| SUPPLIED DATA |
◇ ◇ ◇ ◇ ◇ ◇ ◇

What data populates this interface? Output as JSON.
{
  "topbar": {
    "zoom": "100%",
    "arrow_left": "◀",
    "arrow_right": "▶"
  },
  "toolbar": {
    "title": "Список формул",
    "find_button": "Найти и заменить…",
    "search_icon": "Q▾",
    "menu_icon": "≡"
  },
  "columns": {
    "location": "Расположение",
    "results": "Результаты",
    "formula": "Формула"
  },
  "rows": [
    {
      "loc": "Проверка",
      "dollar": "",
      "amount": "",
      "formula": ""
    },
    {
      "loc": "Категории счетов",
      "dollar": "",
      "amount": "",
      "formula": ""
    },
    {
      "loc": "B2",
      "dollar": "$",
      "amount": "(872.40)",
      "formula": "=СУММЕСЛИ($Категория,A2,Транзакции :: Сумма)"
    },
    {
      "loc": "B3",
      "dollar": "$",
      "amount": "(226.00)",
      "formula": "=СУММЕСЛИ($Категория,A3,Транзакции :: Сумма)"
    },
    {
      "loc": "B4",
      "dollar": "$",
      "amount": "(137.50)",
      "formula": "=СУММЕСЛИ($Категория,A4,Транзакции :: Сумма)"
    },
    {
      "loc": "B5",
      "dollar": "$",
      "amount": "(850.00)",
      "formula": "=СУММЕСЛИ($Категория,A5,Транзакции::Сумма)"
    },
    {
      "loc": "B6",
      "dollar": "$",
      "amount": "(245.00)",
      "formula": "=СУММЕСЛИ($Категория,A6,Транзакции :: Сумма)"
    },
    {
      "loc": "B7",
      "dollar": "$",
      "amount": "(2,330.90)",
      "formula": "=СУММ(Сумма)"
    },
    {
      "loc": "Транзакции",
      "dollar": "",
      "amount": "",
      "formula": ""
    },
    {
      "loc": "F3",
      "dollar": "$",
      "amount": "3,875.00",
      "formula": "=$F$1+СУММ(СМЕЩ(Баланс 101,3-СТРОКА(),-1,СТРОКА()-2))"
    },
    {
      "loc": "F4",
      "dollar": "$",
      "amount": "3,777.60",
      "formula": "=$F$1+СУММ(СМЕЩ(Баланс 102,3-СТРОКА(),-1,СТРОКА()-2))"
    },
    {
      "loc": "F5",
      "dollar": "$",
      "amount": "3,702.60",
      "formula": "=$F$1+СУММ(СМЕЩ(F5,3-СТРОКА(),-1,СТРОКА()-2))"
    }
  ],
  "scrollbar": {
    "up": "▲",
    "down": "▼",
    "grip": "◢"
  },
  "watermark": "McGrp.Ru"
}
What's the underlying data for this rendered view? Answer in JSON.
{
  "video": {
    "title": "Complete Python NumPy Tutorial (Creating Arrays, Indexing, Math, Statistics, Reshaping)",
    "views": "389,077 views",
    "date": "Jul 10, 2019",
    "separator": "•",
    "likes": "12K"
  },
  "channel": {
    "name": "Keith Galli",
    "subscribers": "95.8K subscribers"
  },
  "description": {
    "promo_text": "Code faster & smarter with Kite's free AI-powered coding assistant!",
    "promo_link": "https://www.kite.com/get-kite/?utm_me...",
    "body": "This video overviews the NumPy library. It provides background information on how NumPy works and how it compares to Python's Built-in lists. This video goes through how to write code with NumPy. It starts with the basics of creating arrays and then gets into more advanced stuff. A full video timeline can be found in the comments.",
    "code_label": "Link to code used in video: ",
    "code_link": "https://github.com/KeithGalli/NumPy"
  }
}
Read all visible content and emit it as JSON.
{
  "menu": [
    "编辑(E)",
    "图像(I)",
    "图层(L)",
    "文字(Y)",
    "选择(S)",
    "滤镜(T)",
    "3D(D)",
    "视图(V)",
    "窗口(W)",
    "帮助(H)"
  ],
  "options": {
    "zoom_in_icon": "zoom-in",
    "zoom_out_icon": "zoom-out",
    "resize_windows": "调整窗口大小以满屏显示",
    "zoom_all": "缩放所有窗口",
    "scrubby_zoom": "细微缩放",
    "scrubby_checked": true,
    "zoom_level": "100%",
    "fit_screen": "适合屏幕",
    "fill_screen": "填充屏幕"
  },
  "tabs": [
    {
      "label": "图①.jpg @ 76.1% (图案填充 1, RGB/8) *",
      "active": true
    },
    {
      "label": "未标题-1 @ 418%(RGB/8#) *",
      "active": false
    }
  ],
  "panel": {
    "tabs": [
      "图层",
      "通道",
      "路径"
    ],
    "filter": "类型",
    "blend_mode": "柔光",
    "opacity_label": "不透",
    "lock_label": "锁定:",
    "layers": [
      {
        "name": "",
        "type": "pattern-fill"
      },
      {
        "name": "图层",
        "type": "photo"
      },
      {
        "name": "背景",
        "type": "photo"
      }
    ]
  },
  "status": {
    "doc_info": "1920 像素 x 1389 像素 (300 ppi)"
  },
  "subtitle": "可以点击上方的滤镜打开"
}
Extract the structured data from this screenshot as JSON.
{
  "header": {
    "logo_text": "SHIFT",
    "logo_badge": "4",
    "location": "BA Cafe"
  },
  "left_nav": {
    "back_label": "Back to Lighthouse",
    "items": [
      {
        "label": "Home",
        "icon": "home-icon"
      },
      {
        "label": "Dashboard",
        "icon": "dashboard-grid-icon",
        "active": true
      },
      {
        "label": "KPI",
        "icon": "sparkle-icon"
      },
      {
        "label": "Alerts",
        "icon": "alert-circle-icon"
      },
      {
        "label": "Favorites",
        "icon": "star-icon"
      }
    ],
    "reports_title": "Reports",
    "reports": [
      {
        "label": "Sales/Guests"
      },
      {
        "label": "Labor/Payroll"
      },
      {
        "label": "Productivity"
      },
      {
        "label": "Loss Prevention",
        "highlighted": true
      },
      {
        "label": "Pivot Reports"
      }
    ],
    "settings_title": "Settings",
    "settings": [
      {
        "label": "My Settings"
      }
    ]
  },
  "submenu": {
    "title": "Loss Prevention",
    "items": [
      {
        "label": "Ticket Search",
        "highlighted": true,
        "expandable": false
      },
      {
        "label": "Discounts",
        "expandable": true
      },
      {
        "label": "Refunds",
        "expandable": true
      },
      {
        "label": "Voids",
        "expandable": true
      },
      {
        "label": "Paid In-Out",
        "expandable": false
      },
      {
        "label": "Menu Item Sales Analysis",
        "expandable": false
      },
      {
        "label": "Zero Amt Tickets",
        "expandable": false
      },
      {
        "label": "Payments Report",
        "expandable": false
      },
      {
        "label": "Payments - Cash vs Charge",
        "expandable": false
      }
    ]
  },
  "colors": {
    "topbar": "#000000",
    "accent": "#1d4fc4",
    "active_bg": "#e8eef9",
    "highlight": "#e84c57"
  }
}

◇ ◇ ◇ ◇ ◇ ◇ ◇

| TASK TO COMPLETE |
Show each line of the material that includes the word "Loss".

| EXERCISE RESULT |
        "label": "Loss Prevention",
    "title": "Loss Prevention",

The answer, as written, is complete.